* **SUPPLIED ENTRIES**
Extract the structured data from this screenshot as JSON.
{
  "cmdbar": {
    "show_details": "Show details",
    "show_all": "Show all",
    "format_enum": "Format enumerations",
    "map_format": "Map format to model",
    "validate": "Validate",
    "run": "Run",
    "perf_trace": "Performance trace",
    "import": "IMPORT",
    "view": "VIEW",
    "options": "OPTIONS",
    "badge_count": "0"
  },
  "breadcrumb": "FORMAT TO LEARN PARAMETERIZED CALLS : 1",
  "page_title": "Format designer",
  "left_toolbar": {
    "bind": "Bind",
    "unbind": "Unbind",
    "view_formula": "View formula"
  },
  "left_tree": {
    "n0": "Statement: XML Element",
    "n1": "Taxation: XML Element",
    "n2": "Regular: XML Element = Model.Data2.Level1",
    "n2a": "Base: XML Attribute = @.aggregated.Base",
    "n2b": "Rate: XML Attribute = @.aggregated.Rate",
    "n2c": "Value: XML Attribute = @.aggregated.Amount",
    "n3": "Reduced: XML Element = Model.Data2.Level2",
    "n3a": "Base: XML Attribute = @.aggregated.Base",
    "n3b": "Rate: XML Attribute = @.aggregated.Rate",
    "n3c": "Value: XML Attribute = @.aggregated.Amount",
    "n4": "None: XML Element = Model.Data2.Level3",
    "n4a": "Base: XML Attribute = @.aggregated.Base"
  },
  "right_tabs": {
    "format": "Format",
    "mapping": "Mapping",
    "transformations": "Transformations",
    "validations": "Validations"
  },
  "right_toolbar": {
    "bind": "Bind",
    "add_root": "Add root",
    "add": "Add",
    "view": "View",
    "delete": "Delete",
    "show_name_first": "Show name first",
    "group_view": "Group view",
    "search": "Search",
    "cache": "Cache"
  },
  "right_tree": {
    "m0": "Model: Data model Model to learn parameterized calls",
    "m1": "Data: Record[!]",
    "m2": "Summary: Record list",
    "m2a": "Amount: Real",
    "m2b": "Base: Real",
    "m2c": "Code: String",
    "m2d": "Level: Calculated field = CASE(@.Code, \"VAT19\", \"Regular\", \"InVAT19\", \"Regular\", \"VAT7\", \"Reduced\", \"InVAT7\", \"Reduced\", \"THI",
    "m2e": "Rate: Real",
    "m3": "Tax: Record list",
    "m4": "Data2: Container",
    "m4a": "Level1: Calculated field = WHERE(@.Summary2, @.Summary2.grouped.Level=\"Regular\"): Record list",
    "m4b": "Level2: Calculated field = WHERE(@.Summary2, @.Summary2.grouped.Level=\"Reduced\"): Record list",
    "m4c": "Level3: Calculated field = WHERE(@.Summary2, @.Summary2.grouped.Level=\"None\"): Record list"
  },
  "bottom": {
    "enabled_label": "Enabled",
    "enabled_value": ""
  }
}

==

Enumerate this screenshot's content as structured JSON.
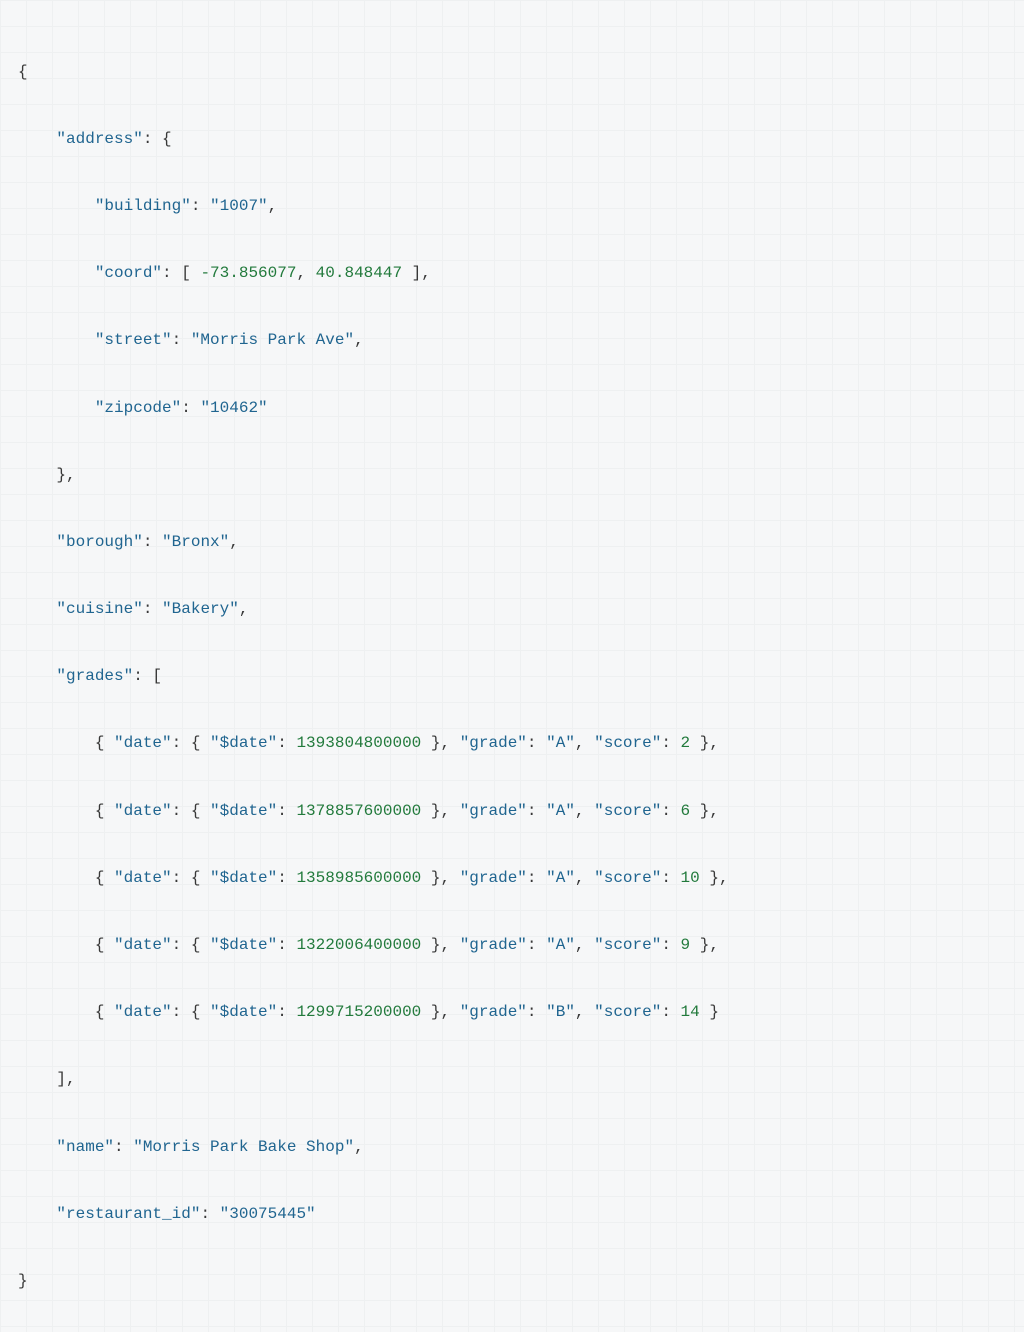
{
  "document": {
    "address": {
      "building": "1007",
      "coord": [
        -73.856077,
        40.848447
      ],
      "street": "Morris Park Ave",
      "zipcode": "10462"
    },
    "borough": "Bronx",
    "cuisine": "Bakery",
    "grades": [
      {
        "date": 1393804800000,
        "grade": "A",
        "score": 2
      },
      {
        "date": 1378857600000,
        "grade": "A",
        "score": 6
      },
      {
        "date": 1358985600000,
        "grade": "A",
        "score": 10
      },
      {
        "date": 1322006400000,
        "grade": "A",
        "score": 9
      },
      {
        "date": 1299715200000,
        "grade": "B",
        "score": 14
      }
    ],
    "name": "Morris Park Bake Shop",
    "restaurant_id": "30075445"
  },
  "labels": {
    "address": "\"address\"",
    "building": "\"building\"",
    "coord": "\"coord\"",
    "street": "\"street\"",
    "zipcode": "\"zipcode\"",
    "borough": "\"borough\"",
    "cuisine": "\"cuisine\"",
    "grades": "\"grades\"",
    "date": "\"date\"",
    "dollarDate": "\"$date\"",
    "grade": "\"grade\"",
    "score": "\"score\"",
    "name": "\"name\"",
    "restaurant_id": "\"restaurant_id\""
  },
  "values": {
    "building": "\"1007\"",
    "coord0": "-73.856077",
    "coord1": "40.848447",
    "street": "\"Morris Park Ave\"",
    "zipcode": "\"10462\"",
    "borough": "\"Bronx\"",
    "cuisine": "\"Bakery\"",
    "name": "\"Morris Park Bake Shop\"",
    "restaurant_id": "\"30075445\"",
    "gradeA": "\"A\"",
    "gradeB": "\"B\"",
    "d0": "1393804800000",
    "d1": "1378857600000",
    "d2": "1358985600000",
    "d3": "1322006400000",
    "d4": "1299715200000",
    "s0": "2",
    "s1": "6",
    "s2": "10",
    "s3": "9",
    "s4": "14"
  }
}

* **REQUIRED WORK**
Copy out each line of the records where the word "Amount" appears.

* **COMPLETED EXERCISE**
    "n2c": "Value: XML Attribute = @.aggregated.Amount",
    "n3c": "Value: XML Attribute = @.aggregated.Amount",
    "m2a": "Amount: Real",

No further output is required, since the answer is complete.